This type of visualisation depicts items stacked one on top (column) of the other or side-by-side (bar), differentiated by coloured bars or strips. A stacked graph is useful for looking at changes in, for example, expenditures added up over time, across several products or services. The graph integrates different data sets to create a richer picture of (the sum of) changes.
Items are "stacked" in this type of graph allowing the user to add up the underlying data points. Stacked graphs should be used when the sum of the values is as important as the individual items. Stacked graphs are commonly used on bars, to show multiple values for individual categories, or lines, to show multiple values over time. Thus, stacked graphs must always work with positive values.
Stacked bar graphs are often used in evaluation to show the full scale of survey responses, from Strongly Disagree to Strongly Agree, for each survey question. There are two options with the stacked graph – one that shows individual elements (raw data) and one that shows results as a percentage. For the latter, the stacked values should add to 100%.
Stacked line graphs often show how quantities have changed over time, such as school racial composition, where each racial category would correspond to a strip in the graph.
While stacked graphs are helpful for conveying multiple levels of meaning simultaneously, they also have some drawbacks. Though it is fairly easy to interpret the values for the first bar or first strip in the graph, it can be difficult to judge the exact widths of any subsequent strips, or to compare the widths of two strips. If accuracy or comparisons are of primary importance, a line graph might be the better option.
Stacked bar chart teaching example
Source: David Shellard & Mark Vogelgesang
2D stacked column chart
Made in Microsoft Excel
Advice for CHOOSING this option
Stacked graphs display cumulative values.
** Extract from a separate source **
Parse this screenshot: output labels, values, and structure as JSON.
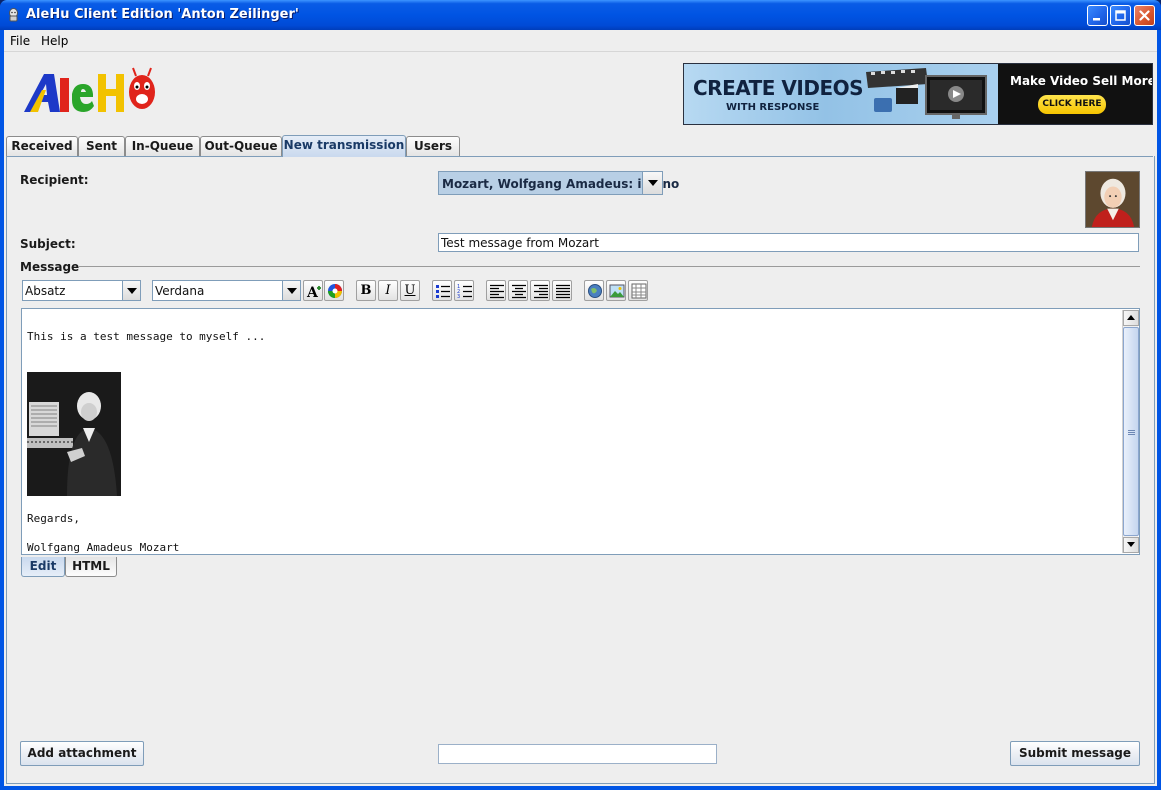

Thus, consider whether it makes sense to add up your values; for example, it is again better to use a line graph rather than adding the price of one company to the price of another, or adding the prices of products over time.
Advice for USING this option
Because stacked graphs can be hard to interpret, it may be best to use them in analysis and first decide whether the graph will be meaningful during reporting. It can be most meaningful if there is an obvious pattern in the graph or if the stacked bars are ordered from greatest to least according to one of the quantities in the stack. Consider whether a stacked bar or column is appropriate; in cultures where people read from left to right, a stacked bar chart (rather than a stacked column) may be more easily interpretable. There is no right answer, try both to see which one works best for your data.
As for whether to show percentages or raw data, that is also a decision to make based on the data and desired message. A good test is whether your data points are part of a whole (thus you would choose percentage) or comparison points that wouldn’t naturally be summed as a percentage (e.g., total widgets produced by shift).
Other ways to visualise changes over time
Displaying information as a series of data points connected by straight line segments, on two axes.
Comparing change between two points in time with a line.
Split Axis Bar graph
Regraphing comparison between two points in time by simply graphing the change that has occurred in that time frame.
IBM, Many Eyes: Stack Graph, Stack Graph Guide. Retrieved From http://www-958.ibm.com/software/data/cognos/manyeyes/page/Stack_Graph.html
Stacked area chart vs. line chart – the Great Debate by Andy Kriebel http://vizwiz.blogspot.com/2012/10/stacked-area-chart-vs-line-chart-great.html
Jon Peltier discusses alternatives to a stacked bar chart http://peltiertech.com/WordPress/stacked-bar-chart-alternatives/
Quantitative Displays for Combining Time-Series and Part-to-Whole Relationships by Stephen Few http://www.perceptualedge.com/articles/visual_business_intelligence/displays_for_combining_time-series_and_part-to-whole.pdf